Khatun (Mongolian: Хатан, Khatan, Persian: خاتون – Khātūn, Urdu: خاتون – Khatoon, Turkish: Hatun) is a female title of nobility and alternative to male "khan" prominently used in the First Turkic Empire and in the subsequent Mongol Empire. It is equivalent to "queen" or "empress" approximately.
Khatun [is] a title of Sogdian origin borne by the wives and female relatives of the T'u-chüeh and subsequent Turkish rulers.
the Khatun (Katyn) in the Kazakh language, usually refers the married women, still many Kazakh people commonly call their wife as katyn or katun in this modern time.

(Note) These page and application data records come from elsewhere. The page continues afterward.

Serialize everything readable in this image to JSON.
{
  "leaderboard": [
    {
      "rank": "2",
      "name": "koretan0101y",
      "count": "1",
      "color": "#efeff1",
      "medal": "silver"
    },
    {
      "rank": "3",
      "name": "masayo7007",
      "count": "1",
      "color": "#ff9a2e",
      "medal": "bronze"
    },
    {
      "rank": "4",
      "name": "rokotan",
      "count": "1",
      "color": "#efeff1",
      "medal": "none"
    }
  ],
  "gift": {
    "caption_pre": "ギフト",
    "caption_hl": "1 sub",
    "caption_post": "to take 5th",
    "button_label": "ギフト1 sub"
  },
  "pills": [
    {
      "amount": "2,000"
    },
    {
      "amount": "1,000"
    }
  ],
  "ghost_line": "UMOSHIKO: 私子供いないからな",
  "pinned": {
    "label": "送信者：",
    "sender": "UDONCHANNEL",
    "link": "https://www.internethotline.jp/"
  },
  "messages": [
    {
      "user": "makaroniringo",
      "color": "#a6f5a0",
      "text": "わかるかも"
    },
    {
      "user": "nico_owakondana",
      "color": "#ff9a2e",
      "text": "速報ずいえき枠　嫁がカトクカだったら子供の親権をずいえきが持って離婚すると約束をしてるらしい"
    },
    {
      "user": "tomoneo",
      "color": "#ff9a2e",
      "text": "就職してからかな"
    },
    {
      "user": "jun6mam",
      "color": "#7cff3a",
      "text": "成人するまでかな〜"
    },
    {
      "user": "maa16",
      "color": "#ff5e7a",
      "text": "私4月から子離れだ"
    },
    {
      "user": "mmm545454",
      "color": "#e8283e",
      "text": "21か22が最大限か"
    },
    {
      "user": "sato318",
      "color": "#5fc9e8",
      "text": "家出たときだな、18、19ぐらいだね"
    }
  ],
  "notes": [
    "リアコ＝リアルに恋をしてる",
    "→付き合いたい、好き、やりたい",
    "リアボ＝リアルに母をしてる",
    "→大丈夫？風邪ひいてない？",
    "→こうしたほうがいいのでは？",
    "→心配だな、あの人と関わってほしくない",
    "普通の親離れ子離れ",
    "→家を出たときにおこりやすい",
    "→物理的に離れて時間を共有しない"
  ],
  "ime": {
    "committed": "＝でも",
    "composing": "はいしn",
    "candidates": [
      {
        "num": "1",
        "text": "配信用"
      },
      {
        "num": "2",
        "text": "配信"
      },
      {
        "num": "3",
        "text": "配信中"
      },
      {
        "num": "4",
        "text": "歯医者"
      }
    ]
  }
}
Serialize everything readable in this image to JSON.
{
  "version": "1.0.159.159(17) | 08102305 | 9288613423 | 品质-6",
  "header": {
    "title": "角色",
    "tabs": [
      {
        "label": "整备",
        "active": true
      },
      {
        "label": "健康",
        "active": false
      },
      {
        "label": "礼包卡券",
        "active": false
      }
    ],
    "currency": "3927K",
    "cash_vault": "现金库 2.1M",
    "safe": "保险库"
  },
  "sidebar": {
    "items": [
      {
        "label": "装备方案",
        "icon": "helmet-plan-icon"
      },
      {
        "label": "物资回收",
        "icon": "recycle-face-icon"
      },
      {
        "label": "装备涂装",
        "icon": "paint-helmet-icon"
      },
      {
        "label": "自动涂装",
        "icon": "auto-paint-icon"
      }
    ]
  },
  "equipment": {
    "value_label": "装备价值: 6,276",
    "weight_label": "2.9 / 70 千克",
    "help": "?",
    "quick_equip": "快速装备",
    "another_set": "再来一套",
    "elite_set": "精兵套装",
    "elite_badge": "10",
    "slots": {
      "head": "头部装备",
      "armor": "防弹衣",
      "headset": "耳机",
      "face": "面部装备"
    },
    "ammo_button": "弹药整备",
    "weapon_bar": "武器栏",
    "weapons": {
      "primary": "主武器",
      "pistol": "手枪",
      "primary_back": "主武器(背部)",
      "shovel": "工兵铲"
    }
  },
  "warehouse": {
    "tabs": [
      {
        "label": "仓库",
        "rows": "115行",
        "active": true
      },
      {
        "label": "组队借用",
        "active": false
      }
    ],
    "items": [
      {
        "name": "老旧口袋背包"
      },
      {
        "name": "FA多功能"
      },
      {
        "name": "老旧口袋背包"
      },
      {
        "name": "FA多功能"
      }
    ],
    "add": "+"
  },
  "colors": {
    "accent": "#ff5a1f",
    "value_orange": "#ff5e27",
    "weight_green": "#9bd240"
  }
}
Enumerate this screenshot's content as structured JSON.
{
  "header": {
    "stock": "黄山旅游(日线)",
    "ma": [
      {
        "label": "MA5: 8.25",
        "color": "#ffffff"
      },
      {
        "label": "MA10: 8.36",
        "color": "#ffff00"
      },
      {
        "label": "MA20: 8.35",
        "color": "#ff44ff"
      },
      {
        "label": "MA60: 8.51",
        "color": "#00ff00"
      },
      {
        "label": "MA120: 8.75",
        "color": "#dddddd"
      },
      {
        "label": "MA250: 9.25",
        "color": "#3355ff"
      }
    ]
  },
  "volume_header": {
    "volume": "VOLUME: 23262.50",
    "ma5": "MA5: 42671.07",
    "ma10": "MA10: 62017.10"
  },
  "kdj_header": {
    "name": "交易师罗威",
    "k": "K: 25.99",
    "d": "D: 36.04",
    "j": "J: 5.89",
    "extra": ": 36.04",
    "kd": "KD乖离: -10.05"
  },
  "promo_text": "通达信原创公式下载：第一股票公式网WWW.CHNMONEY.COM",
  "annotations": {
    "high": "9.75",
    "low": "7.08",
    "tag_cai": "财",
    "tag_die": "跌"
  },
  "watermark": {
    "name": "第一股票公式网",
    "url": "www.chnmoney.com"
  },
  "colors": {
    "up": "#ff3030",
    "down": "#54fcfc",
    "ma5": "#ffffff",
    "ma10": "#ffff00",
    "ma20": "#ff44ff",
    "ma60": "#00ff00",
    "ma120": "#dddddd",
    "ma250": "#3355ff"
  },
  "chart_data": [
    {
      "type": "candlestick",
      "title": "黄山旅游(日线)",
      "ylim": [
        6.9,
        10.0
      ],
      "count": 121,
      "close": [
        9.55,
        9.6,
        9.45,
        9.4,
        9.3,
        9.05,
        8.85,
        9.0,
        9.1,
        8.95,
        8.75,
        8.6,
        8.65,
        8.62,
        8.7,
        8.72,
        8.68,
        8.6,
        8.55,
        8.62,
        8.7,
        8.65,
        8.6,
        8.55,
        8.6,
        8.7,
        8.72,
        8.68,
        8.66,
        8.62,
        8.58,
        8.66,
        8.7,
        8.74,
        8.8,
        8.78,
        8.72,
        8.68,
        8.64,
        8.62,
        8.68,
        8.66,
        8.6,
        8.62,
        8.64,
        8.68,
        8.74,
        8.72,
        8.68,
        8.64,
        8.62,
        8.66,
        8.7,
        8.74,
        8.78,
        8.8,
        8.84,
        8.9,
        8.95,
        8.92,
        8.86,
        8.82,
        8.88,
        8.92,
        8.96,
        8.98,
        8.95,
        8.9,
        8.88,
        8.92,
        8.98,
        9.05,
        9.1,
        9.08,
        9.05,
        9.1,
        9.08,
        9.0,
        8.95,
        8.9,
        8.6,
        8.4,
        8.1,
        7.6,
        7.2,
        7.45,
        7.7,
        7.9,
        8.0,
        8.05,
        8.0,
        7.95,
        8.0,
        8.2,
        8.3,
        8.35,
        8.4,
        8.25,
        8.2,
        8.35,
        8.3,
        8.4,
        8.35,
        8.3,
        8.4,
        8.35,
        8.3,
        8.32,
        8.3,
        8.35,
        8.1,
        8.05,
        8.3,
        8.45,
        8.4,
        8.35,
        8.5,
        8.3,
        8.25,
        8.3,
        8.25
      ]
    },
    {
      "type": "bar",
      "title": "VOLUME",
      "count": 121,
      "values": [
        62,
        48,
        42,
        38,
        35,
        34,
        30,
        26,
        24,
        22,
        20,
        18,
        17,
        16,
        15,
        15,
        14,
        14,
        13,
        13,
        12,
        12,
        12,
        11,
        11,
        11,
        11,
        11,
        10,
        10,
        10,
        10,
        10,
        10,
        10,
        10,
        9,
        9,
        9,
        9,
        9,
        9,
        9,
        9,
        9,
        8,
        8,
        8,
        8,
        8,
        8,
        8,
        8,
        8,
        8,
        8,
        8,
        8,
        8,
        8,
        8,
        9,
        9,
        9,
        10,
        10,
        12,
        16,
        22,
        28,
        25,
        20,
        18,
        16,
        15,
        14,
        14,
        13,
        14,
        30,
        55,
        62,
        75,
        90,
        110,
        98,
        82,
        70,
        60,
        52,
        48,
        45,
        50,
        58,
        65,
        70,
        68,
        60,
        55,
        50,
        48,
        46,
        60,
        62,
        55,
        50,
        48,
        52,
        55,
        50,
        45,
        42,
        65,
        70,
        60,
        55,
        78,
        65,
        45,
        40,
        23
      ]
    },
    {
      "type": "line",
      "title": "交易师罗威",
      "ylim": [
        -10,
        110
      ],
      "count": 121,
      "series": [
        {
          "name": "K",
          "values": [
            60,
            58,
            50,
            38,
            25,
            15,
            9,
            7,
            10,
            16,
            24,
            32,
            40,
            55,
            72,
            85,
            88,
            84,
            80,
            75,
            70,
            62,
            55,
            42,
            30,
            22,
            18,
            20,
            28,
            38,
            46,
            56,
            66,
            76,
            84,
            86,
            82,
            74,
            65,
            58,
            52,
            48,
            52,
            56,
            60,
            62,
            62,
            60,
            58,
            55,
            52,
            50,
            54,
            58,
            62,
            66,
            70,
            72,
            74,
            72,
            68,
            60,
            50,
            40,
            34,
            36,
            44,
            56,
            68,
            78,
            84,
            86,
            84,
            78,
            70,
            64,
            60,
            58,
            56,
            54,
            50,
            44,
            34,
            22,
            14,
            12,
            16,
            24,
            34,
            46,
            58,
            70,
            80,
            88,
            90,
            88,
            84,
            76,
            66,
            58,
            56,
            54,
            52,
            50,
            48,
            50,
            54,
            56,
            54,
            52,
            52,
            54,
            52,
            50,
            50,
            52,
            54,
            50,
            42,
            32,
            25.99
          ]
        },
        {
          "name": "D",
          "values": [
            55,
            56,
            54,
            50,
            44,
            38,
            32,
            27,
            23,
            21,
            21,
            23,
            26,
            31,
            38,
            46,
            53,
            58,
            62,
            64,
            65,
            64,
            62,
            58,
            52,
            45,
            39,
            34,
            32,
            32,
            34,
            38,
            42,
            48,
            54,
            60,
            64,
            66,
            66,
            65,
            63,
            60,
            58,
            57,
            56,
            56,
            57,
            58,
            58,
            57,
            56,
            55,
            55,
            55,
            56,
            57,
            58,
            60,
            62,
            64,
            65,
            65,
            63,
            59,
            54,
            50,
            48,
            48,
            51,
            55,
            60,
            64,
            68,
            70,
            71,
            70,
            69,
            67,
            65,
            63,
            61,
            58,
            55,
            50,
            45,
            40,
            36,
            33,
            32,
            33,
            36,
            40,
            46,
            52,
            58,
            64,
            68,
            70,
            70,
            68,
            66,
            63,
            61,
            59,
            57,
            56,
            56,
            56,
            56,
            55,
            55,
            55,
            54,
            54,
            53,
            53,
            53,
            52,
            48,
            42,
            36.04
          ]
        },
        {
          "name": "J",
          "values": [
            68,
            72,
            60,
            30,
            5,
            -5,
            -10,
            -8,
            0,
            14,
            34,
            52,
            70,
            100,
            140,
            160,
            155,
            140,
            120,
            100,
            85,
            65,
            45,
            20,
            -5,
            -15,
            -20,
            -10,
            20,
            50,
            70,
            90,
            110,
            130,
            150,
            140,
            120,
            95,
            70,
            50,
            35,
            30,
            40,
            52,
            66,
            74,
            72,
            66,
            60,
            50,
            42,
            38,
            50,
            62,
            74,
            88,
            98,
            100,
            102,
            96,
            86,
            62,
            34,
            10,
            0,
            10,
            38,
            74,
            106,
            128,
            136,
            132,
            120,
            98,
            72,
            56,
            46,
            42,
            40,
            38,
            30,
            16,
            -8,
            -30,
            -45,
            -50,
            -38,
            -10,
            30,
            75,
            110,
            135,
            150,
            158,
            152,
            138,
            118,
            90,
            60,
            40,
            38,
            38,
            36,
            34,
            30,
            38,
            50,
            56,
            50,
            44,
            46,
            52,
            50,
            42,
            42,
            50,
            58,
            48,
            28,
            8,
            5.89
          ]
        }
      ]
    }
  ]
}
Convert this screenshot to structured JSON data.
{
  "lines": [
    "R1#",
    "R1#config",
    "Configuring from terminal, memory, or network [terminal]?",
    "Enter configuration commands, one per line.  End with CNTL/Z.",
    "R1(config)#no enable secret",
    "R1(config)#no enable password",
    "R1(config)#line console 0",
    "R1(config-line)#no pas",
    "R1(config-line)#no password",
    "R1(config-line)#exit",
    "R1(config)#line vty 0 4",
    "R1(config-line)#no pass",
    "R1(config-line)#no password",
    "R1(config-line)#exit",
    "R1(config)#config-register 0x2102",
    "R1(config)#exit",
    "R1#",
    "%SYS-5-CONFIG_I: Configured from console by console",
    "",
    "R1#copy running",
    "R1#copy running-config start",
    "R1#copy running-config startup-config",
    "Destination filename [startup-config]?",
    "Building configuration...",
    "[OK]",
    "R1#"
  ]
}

This word not only used in Kazakh language, but also one of the common word in all other Turkic speaking nations such as Turkish, Uzbek, Uighur, Tatar and Kirghiz etc.
British Orientalist Gerard Clauson (1891–1974) considers "xa:tun" as borrowed from Sogdian "xwat'yn" (xwateen), in Sogdian xwat'y ('landlord, sovereign') and "xwat'yn" ('a landlord's or a sovereign's wife'); it is the precise wife'; it is the precise meaning of "xat:un" in the early period; cf. Pers.
- Mernissi, Fatima (1993). The Forgotten Queens of Islam. University of Minnesota Press. p. 21. "... Khatun 'is a title of Sogdian origin borne by the wives and female relatives of the Tu-chueh and subsequent Turkish Rulers ..."
- Clauson, Gerard (1972). An Etymological Dictionary of Pre-Thirteenth-Century Turkish. Oxford: Ai the Clarendon Press. p. 602.